*Task prompt*
When the string "DAHL" is part of a line in the data below, report the whole line.

------ Source material ------

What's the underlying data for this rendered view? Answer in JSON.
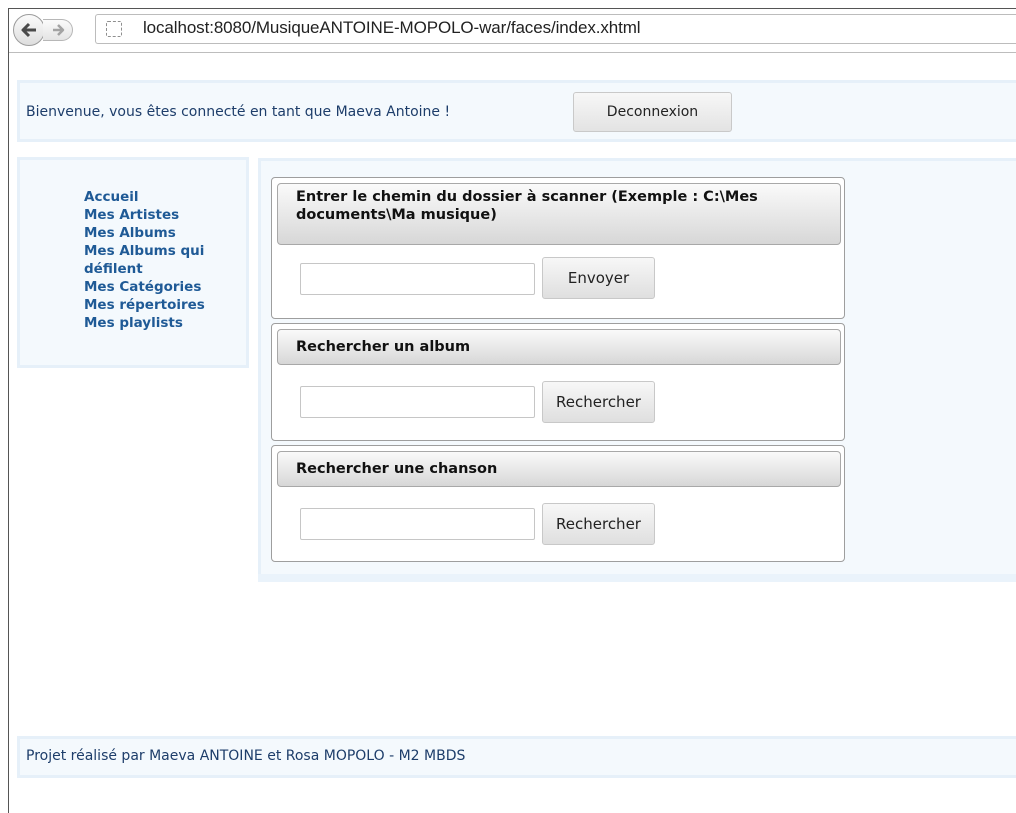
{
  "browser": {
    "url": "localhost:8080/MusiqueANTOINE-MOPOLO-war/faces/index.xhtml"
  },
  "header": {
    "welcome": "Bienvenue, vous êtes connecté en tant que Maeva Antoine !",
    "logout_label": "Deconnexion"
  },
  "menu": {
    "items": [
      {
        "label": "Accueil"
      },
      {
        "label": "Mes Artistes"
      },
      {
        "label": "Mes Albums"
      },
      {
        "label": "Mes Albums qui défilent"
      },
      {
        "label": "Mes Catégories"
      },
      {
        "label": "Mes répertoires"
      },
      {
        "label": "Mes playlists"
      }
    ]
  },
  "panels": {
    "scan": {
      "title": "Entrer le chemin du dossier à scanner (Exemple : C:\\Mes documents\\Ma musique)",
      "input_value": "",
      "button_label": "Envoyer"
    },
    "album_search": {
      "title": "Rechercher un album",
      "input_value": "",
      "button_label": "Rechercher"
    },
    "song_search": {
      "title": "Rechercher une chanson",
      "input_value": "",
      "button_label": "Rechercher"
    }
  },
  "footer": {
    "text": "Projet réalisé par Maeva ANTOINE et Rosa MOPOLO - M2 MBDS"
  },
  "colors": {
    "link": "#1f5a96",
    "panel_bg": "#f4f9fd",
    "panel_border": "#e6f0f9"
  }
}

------
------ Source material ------

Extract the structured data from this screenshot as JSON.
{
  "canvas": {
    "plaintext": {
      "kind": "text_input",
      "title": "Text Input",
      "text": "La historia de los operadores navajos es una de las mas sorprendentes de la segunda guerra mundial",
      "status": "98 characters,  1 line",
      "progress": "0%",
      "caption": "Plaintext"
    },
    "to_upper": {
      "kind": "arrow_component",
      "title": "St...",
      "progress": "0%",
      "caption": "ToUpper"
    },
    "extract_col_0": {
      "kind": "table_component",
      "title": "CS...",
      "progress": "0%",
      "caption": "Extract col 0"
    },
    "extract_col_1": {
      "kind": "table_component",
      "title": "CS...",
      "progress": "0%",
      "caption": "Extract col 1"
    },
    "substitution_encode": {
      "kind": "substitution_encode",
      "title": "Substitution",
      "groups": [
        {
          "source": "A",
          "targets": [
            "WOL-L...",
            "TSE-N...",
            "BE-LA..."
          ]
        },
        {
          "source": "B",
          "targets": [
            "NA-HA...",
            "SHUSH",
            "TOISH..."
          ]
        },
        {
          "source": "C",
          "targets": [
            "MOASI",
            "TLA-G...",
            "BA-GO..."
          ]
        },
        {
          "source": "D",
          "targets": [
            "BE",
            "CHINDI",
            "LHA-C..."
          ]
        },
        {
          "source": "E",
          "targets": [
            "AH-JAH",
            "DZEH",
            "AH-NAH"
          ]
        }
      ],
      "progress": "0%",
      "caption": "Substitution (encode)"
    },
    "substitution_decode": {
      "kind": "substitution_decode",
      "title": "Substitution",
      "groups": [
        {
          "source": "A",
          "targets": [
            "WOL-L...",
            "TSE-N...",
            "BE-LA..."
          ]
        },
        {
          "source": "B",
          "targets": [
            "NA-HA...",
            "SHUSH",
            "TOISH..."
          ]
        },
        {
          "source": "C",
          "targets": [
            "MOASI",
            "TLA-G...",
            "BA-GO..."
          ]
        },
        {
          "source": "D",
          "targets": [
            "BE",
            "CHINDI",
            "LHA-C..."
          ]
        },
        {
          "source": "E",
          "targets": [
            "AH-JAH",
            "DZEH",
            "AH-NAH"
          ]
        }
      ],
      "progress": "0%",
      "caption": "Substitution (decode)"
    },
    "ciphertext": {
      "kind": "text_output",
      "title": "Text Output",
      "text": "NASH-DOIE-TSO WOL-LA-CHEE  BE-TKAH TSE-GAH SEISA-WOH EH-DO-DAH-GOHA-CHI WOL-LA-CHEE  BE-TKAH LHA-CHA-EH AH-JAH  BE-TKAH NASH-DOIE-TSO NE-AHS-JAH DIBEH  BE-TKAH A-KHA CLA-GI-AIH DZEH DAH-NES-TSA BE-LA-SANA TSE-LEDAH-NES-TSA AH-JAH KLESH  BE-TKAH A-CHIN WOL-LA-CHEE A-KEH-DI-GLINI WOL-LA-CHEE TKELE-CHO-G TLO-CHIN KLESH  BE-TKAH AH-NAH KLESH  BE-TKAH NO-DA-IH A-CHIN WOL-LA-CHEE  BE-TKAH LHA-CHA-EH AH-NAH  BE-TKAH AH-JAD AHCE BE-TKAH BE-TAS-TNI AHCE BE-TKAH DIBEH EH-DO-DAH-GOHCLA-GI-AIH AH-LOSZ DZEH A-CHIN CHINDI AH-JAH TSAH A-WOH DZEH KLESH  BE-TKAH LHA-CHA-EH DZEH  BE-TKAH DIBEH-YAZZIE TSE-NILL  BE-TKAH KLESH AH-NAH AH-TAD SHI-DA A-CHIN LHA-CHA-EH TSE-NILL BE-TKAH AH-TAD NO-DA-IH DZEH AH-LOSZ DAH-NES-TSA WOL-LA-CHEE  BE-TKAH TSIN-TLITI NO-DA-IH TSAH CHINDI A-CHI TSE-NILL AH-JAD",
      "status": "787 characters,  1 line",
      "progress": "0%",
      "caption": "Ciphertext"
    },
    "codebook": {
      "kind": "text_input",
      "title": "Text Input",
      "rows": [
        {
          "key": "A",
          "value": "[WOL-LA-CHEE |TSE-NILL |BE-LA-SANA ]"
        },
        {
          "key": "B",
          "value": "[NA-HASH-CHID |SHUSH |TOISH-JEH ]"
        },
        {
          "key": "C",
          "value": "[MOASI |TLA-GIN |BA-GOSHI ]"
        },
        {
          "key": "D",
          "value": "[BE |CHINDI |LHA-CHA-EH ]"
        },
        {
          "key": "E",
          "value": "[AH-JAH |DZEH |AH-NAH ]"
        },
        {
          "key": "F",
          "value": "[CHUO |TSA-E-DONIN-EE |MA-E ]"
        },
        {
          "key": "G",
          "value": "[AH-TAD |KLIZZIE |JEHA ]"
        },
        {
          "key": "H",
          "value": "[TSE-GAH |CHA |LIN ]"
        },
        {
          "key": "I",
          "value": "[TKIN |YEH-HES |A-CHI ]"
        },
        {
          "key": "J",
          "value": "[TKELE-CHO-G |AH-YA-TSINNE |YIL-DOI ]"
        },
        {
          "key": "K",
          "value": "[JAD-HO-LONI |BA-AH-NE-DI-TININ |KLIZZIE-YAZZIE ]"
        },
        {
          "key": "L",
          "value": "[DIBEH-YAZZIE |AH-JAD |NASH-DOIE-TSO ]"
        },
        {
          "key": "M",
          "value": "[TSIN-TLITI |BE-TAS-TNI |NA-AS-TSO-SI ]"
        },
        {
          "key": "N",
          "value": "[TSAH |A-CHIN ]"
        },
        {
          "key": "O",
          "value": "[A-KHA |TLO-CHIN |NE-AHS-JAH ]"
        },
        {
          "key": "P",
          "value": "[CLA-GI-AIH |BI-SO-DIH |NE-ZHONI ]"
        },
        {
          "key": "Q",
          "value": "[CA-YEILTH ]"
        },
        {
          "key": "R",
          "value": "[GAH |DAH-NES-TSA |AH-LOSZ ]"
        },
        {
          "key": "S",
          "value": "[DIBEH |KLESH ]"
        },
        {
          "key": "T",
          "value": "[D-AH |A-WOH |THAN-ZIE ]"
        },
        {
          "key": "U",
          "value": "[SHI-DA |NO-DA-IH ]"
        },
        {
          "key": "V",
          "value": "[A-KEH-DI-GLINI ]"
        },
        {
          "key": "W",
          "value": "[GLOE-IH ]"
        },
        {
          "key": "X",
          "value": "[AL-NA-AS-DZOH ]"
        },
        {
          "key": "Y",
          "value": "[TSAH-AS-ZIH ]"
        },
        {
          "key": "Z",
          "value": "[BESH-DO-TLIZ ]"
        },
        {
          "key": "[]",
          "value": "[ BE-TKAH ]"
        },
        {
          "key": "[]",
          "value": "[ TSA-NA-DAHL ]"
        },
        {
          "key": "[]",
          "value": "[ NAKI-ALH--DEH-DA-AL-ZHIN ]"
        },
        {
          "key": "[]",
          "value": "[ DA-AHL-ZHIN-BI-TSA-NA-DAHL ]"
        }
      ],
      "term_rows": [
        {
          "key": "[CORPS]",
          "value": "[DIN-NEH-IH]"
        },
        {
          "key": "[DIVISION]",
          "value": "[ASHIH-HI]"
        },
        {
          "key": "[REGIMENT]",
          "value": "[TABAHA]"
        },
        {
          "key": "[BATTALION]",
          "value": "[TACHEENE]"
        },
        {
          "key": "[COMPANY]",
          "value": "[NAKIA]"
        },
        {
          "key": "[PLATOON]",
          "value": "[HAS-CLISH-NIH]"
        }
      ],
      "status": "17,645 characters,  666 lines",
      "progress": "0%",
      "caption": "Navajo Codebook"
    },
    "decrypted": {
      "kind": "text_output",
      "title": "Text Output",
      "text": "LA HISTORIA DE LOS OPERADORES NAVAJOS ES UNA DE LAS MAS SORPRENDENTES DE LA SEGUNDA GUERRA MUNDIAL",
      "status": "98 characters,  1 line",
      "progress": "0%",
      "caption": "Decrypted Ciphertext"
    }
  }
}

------

*Reply to the exercise*
          "value": "[ TSA-NA-DAHL ]"
          "value": "[ DA-AHL-ZHIN-BI-TSA-NA-DAHL ]"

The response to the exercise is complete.